Matthews's comments were part of a larger article on the potential battles facing this year's legislative session.
"The biggest issue is how to deal with available revenue," the Bowman Democrat said. "How we use that will be this biggest fight we have.
"This depends on Republican leadership in the General Assembly and the governor's leadership. Beyond that we need to have a long-term plan to manage our budget. We need to come to a consensus on that to have stability in the system."
But it was his thoughts on public education that jump out:
If we agree with the premise that every child in South Carolina is due the same quality education as any other, then we as a state should make certain that happens. It won't until we fund education on a statewide basis.
That's the very problem: We don't all agree with the premise that every child in South Carolina is due the same quality education as any other.
Disagreement on this simple premise is why it took South Carolina 307 years to adopt a law to appropriate annual funding for public education statewide -- the Education Finance Act in 1977 -- and why the legislature has defied its own law and under-funded the EFA more than 20 of the past 34 years.
Simply stated, a majority of our lawmakers do not agree that educating ALL of our children should be the highest priority of the state, and a majority of them do not agree that educating YOUR child is just as important to the public good as educating MY child.
We -- our state -- grew out of a culture and ideology that believed and demonstrated through public policy that only the sons of wealthy planters should be educated, and that paying for their education was an individual obligation. On our own, as a state, we haven't moved very far from that concept. In truth, it's only because of federal intervention by Supreme Court decision that we educate more than just white children in integrated public schools, but it's largely because we so vigorously resist federal imposition that we bend over backwards, every year, to provide the least, the smallest, the littlest -- dare I say "minimally adequate"? -- necessary resources for public education.

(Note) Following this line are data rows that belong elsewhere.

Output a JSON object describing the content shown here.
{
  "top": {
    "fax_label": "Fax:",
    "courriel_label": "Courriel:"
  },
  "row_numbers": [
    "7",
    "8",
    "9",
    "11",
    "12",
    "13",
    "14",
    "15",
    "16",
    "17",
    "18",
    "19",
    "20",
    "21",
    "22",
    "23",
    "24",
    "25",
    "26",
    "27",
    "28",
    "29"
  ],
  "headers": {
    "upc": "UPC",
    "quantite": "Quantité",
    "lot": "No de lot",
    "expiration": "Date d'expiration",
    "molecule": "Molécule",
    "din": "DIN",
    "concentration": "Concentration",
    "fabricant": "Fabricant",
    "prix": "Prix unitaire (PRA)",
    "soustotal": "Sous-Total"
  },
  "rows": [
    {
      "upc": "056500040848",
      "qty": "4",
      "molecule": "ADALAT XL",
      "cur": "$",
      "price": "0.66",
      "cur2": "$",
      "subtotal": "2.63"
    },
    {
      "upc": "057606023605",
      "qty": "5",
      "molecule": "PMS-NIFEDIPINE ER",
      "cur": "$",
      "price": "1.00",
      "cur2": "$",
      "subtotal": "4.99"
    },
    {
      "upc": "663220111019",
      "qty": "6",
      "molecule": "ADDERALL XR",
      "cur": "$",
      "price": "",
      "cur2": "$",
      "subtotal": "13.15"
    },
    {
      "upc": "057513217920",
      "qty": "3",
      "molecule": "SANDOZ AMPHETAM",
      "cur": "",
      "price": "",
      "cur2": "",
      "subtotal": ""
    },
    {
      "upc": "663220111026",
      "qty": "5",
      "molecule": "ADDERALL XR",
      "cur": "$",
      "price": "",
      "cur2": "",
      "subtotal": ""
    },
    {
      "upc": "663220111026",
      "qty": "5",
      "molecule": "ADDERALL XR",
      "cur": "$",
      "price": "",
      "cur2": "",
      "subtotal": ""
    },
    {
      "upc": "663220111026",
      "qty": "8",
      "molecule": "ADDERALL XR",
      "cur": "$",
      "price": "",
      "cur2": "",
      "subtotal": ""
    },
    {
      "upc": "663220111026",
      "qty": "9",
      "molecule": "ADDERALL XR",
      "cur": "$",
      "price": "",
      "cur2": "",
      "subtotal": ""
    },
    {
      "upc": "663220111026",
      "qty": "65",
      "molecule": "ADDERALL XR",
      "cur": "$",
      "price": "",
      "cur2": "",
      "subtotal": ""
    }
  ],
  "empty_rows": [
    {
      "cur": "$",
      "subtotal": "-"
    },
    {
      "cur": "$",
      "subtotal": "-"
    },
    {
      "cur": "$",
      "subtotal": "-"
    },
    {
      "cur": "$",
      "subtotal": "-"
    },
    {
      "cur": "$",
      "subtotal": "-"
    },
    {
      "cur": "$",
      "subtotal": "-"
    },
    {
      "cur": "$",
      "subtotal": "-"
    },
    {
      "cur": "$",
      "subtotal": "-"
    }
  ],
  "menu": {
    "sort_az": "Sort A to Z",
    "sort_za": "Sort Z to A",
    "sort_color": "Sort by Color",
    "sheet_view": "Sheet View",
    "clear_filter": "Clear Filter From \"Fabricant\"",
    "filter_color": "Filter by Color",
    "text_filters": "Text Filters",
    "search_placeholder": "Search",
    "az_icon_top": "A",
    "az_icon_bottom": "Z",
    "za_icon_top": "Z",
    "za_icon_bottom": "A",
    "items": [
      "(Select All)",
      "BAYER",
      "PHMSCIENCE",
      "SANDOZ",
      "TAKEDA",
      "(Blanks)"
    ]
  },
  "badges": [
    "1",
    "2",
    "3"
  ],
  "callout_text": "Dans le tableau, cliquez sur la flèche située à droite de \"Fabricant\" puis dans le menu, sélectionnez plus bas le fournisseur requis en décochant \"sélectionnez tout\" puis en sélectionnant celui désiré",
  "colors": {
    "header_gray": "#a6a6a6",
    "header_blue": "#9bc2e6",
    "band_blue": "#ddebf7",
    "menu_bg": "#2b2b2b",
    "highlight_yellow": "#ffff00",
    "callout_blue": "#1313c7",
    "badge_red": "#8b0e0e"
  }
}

And then our leaders gnaw on educators and public schools for their "failures," beat their breasts in public and demand greater accountability from the ever-smaller corps of missionaries and martyrs who serve ever-larger class sizes with few and old resources.
Other states grew up as America grew up. They matured. They evolved. They agreed with the American proposition that what benefits some of us should benefit all of us. So other states have dealt with these questions of support for public education and moved on to matters of improving, strengthening, expanding education opportunities. South Carolina never did; we have fought tooth and nail against such evolution. When it would have been easier to agree, to fund public schools and mature with the rest of the nation, we've searched high and low for strategies to delay, to avoid, to escape maturity and sobriety. It's inarguable; proof of it fills tomes of our history. It's so obvious and ugly that it's almost poor taste to discuss it in public.
Yet South Carolina won't ever emerge from its self-imposed adolescence until the subject is discussed, and until our leaders -- lawmakers, too -- choose to make different decisions. No matter how many orders our people fulfill for Amazon, or how many BMWs and Michelin tires roll off factory lines, the patina of Nikki Haley's "great day in South Carolina" will be only that: Shiny paint and wax covering a decayed and useless jalopy. Scratch it, and you'll see how shallow and brittle is the greatness.
Matthews said a mouthful, and he's one of a small number who have said it consistently for a generation. "If we agree with the premise that every child in South Carolina is due the same quality education as any other, then we as a state should make certain that happens. It won't until we fund education on a statewide basis."
Why do we have so few like him?